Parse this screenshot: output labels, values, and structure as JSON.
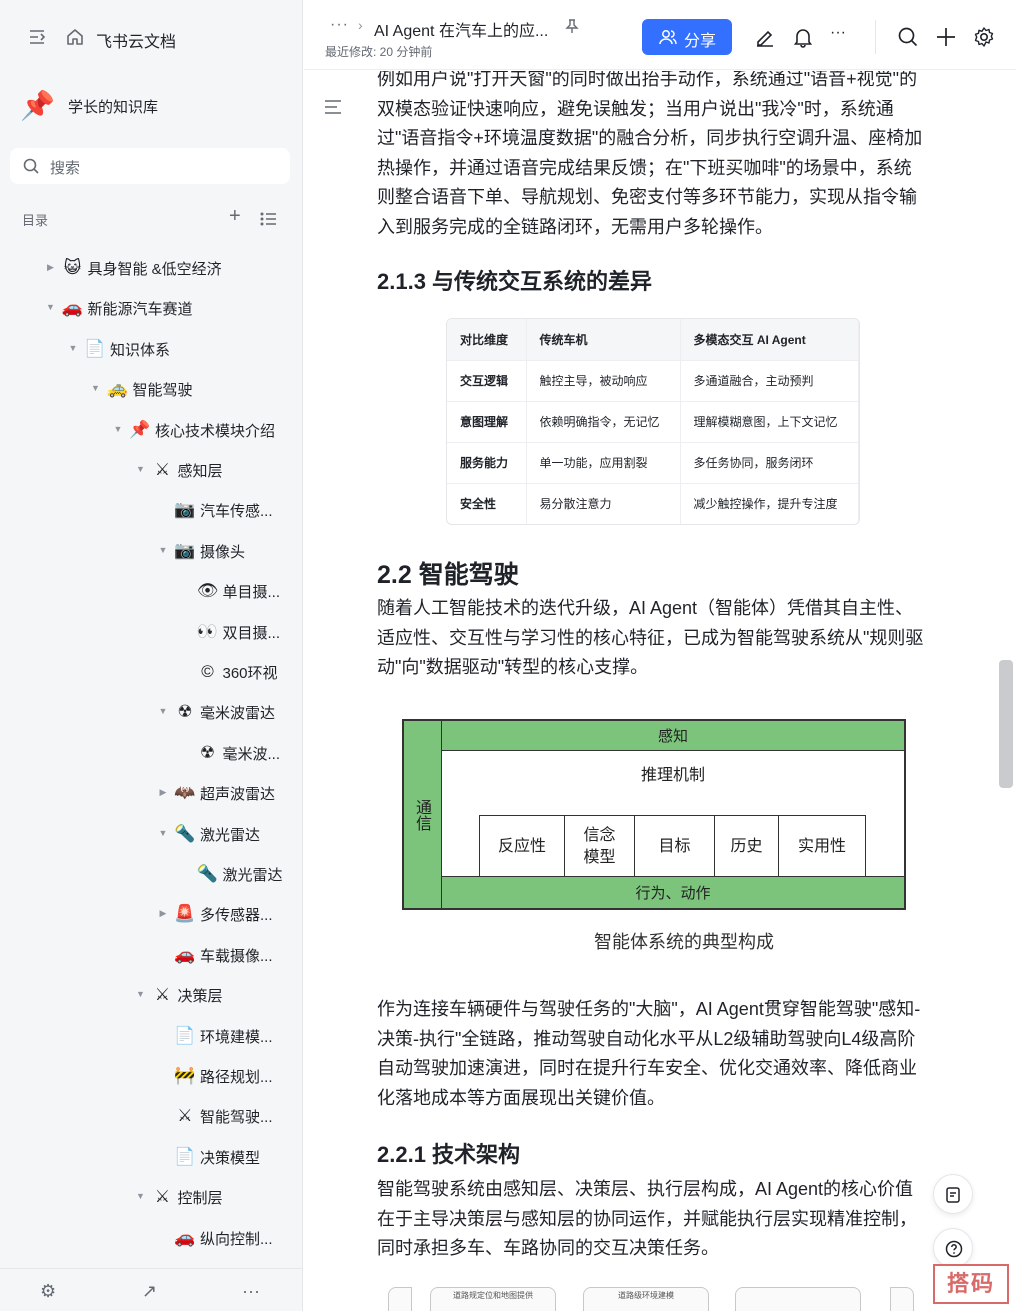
{
  "app": {
    "title": "飞书云文档"
  },
  "space": {
    "name": "学长的知识库"
  },
  "search": {
    "placeholder": "搜索"
  },
  "toc": {
    "label": "目录"
  },
  "tree": [
    {
      "label": "具身智能 &低空经济",
      "icon": "😺",
      "arrow": "▶"
    },
    {
      "label": "新能源汽车赛道",
      "icon": "🚗",
      "arrow": "▼"
    },
    {
      "label": "知识体系",
      "icon": "📄",
      "arrow": "▼"
    },
    {
      "label": "智能驾驶",
      "icon": "🚕",
      "arrow": "▼"
    },
    {
      "label": "核心技术模块介绍",
      "icon": "📌",
      "arrow": "▼"
    },
    {
      "label": "感知层",
      "icon": "⚔",
      "arrow": "▼"
    },
    {
      "label": "汽车传感...",
      "icon": "📷",
      "arrow": ""
    },
    {
      "label": "摄像头",
      "icon": "📷",
      "arrow": "▼"
    },
    {
      "label": "单目摄...",
      "icon": "👁",
      "arrow": ""
    },
    {
      "label": "双目摄...",
      "icon": "👀",
      "arrow": ""
    },
    {
      "label": "360环视",
      "icon": "©",
      "arrow": ""
    },
    {
      "label": "毫米波雷达",
      "icon": "☢",
      "arrow": "▼"
    },
    {
      "label": "毫米波...",
      "icon": "☢",
      "arrow": ""
    },
    {
      "label": "超声波雷达",
      "icon": "🦇",
      "arrow": "▶"
    },
    {
      "label": "激光雷达",
      "icon": "🔦",
      "arrow": "▼"
    },
    {
      "label": "激光雷达",
      "icon": "🔦",
      "arrow": ""
    },
    {
      "label": "多传感器...",
      "icon": "🚨",
      "arrow": "▶"
    },
    {
      "label": "车载摄像...",
      "icon": "🚗",
      "arrow": ""
    },
    {
      "label": "决策层",
      "icon": "⚔",
      "arrow": "▼"
    },
    {
      "label": "环境建模...",
      "icon": "📄",
      "arrow": ""
    },
    {
      "label": "路径规划...",
      "icon": "🚧",
      "arrow": ""
    },
    {
      "label": "智能驾驶...",
      "icon": "⚔",
      "arrow": ""
    },
    {
      "label": "决策模型",
      "icon": "📄",
      "arrow": ""
    },
    {
      "label": "控制层",
      "icon": "⚔",
      "arrow": "▼"
    },
    {
      "label": "纵向控制...",
      "icon": "🚗",
      "arrow": ""
    }
  ],
  "header": {
    "more": "···",
    "doc_title": "AI Agent 在汽车上的应...",
    "modified": "最近修改: 20 分钟前",
    "share_label": "分享"
  },
  "doc": {
    "para1": "例如用户说\"打开天窗\"的同时做出抬手动作，系统通过\"语音+视觉\"的双模态验证快速响应，避免误触发；当用户说出\"我冷\"时，系统通过\"语音指令+环境温度数据\"的融合分析，同步执行空调升温、座椅加热操作，并通过语音完成结果反馈；在\"下班买咖啡\"的场景中，系统则整合语音下单、导航规划、免密支付等多环节能力，实现从指令输入到服务完成的全链路闭环，无需用户多轮操作。",
    "h_213": "2.1.3 与传统交互系统的差异",
    "table": {
      "headers": [
        "对比维度",
        "传统车机",
        "多模态交互 AI Agent"
      ],
      "rows": [
        [
          "交互逻辑",
          "触控主导，被动响应",
          "多通道融合，主动预判"
        ],
        [
          "意图理解",
          "依赖明确指令，无记忆",
          "理解模糊意图，上下文记忆"
        ],
        [
          "服务能力",
          "单一功能，应用割裂",
          "多任务协同，服务闭环"
        ],
        [
          "安全性",
          "易分散注意力",
          "减少触控操作，提升专注度"
        ]
      ]
    },
    "h_22": "2.2 智能驾驶",
    "para2": "随着人工智能技术的迭代升级，AI Agent（智能体）凭借其自主性、适应性、交互性与学习性的核心特征，已成为智能驾驶系统从\"规则驱动\"向\"数据驱动\"转型的核心支撑。",
    "diagram": {
      "perceive": "感知",
      "reasoning": "推理机制",
      "communication": "通信",
      "boxes": [
        "反应性",
        "信念\n模型",
        "目标",
        "历史",
        "实用性"
      ],
      "action": "行为、动作",
      "caption": "智能体系统的典型构成"
    },
    "para3": "作为连接车辆硬件与驾驶任务的\"大脑\"，AI Agent贯穿智能驾驶\"感知-决策-执行\"全链路，推动驾驶自动化水平从L2级辅助驾驶向L4级高阶自动驾驶加速演进，同时在提升行车安全、优化交通效率、降低商业化落地成本等方面展现出关键价值。",
    "h_221": "2.2.1 技术架构",
    "para4": "智能驾驶系统由感知层、决策层、执行层构成，AI Agent的核心价值在于主导决策层与感知层的协同运作，并赋能执行层实现精准控制，同时承担多车、车路协同的交互决策任务。",
    "arch_cards": [
      "道路规定位和地图提供",
      "道路级环境建模",
      ""
    ]
  },
  "watermark": "搭码"
}
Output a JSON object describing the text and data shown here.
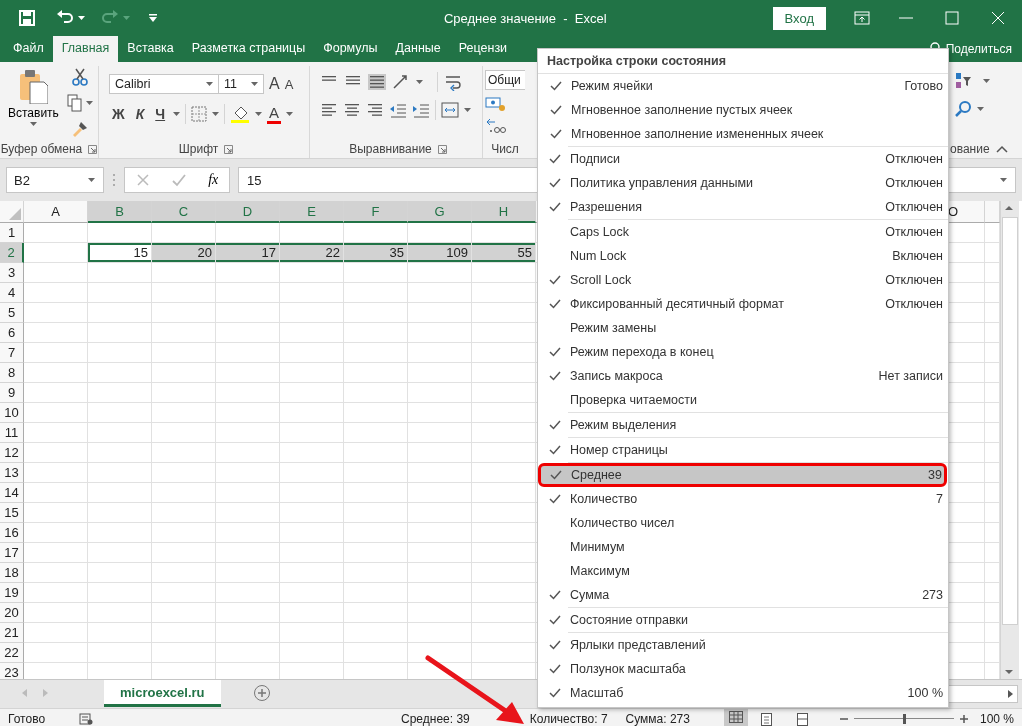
{
  "title_bar": {
    "title": "Среднее значение  -  Excel",
    "sign_in": "Вход"
  },
  "ribbon_tabs": [
    {
      "label": "Файл",
      "selected": false
    },
    {
      "label": "Главная",
      "selected": true
    },
    {
      "label": "Вставка",
      "selected": false
    },
    {
      "label": "Разметка страницы",
      "selected": false
    },
    {
      "label": "Формулы",
      "selected": false
    },
    {
      "label": "Данные",
      "selected": false
    },
    {
      "label": "Рецензи",
      "selected": false
    }
  ],
  "share": "Поделиться",
  "ribbon": {
    "paste": "Вставить",
    "font_name": "Calibri",
    "font_size": "11",
    "grow_font": "A",
    "shrink_font": "A",
    "style_buttons": [
      "Ж",
      "К",
      "Ч"
    ],
    "font_color": "A",
    "number_format": "Общи",
    "groups": [
      "Буфер обмена",
      "Шрифт",
      "Выравнивание",
      "Числ",
      "ование"
    ]
  },
  "formula_bar": {
    "name_box": "B2",
    "fx": "fx",
    "formula": "15"
  },
  "sheet": {
    "columns": [
      {
        "label": "A",
        "selected": false
      },
      {
        "label": "B",
        "selected": true
      },
      {
        "label": "C",
        "selected": true
      },
      {
        "label": "D",
        "selected": true
      },
      {
        "label": "E",
        "selected": true
      },
      {
        "label": "F",
        "selected": true
      },
      {
        "label": "G",
        "selected": true
      },
      {
        "label": "H",
        "selected": true
      },
      {
        "label": "O",
        "selected": false
      }
    ],
    "rows": [
      {
        "label": "1",
        "selected": false
      },
      {
        "label": "2",
        "selected": true,
        "cells": [
          null,
          {
            "value": "15",
            "active": true
          },
          {
            "value": "20",
            "active": false
          },
          {
            "value": "17",
            "active": false
          },
          {
            "value": "22",
            "active": false
          },
          {
            "value": "35",
            "active": false
          },
          {
            "value": "109",
            "active": false
          },
          {
            "value": "55",
            "active": false
          }
        ]
      },
      {
        "label": "3",
        "selected": false
      },
      {
        "label": "4",
        "selected": false
      },
      {
        "label": "5",
        "selected": false
      },
      {
        "label": "6",
        "selected": false
      },
      {
        "label": "7",
        "selected": false
      },
      {
        "label": "8",
        "selected": false
      },
      {
        "label": "9",
        "selected": false
      },
      {
        "label": "10",
        "selected": false
      },
      {
        "label": "11",
        "selected": false
      },
      {
        "label": "12",
        "selected": false
      },
      {
        "label": "13",
        "selected": false
      },
      {
        "label": "14",
        "selected": false
      },
      {
        "label": "15",
        "selected": false
      },
      {
        "label": "16",
        "selected": false
      },
      {
        "label": "17",
        "selected": false
      },
      {
        "label": "18",
        "selected": false
      },
      {
        "label": "19",
        "selected": false
      },
      {
        "label": "20",
        "selected": false
      },
      {
        "label": "21",
        "selected": false
      },
      {
        "label": "22",
        "selected": false
      },
      {
        "label": "23",
        "selected": false
      }
    ]
  },
  "sheet_tabs": [
    {
      "label": "microexcel.ru",
      "selected": true
    }
  ],
  "status_bar": {
    "mode": "Готово",
    "average": "Среднее: 39",
    "count": "Количество: 7",
    "sum": "Сумма: 273",
    "zoom": "100 %",
    "zoom_slider": {
      "level": 0.5
    }
  },
  "menu": {
    "title": "Настройка строки состояния",
    "sections": [
      {
        "items": [
          {
            "label": "Режим ячейки",
            "value": "Готово",
            "checked": true,
            "selected": false
          },
          {
            "label": "Мгновенное заполнение пустых ячеек",
            "checked": true,
            "selected": false
          },
          {
            "label": "Мгновенное заполнение измененных ячеек",
            "checked": true,
            "selected": false
          }
        ]
      },
      {
        "items": [
          {
            "label": "Подписи",
            "value": "Отключен",
            "checked": true,
            "selected": false
          },
          {
            "label": "Политика управления данными",
            "value": "Отключен",
            "checked": true,
            "selected": false
          },
          {
            "label": "Разрешения",
            "value": "Отключен",
            "checked": true,
            "selected": false
          }
        ]
      },
      {
        "items": [
          {
            "label": "Caps Lock",
            "value": "Отключен",
            "checked": false,
            "selected": false
          },
          {
            "label": "Num Lock",
            "value": "Включен",
            "checked": false,
            "selected": false
          },
          {
            "label": "Scroll Lock",
            "value": "Отключен",
            "checked": true,
            "selected": false
          },
          {
            "label": "Фиксированный десятичный формат",
            "value": "Отключен",
            "checked": true,
            "selected": false
          },
          {
            "label": "Режим замены",
            "checked": false,
            "selected": false
          },
          {
            "label": "Режим перехода в конец",
            "checked": true,
            "selected": false
          },
          {
            "label": "Запись макроса",
            "value": "Нет записи",
            "checked": true,
            "selected": false
          },
          {
            "label": "Проверка читаемости",
            "checked": false,
            "selected": false
          }
        ]
      },
      {
        "items": [
          {
            "label": "Режим выделения",
            "checked": true,
            "selected": false
          }
        ]
      },
      {
        "items": [
          {
            "label": "Номер страницы",
            "checked": true,
            "selected": false
          }
        ]
      },
      {
        "items": [
          {
            "label": "Среднее",
            "value": "39",
            "checked": true,
            "selected": true
          },
          {
            "label": "Количество",
            "value": "7",
            "checked": true,
            "selected": false
          },
          {
            "label": "Количество чисел",
            "checked": false,
            "selected": false
          },
          {
            "label": "Минимум",
            "checked": false,
            "selected": false
          },
          {
            "label": "Максимум",
            "checked": false,
            "selected": false
          },
          {
            "label": "Сумма",
            "value": "273",
            "checked": true,
            "selected": false
          }
        ]
      },
      {
        "items": [
          {
            "label": "Состояние отправки",
            "checked": true,
            "selected": false
          }
        ]
      },
      {
        "items": [
          {
            "label": "Ярлыки представлений",
            "checked": true,
            "selected": false
          },
          {
            "label": "Ползунок масштаба",
            "checked": true,
            "selected": false
          },
          {
            "label": "Масштаб",
            "value": "100 %",
            "checked": true,
            "selected": false
          }
        ]
      }
    ]
  }
}
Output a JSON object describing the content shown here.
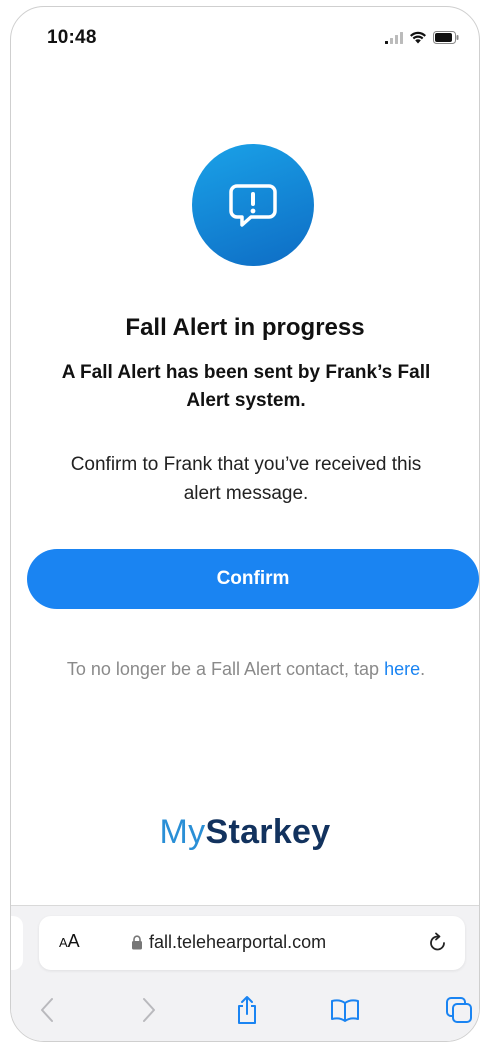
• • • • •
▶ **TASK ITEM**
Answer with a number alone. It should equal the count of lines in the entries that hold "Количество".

▶ **OUTPUT BELOW**
3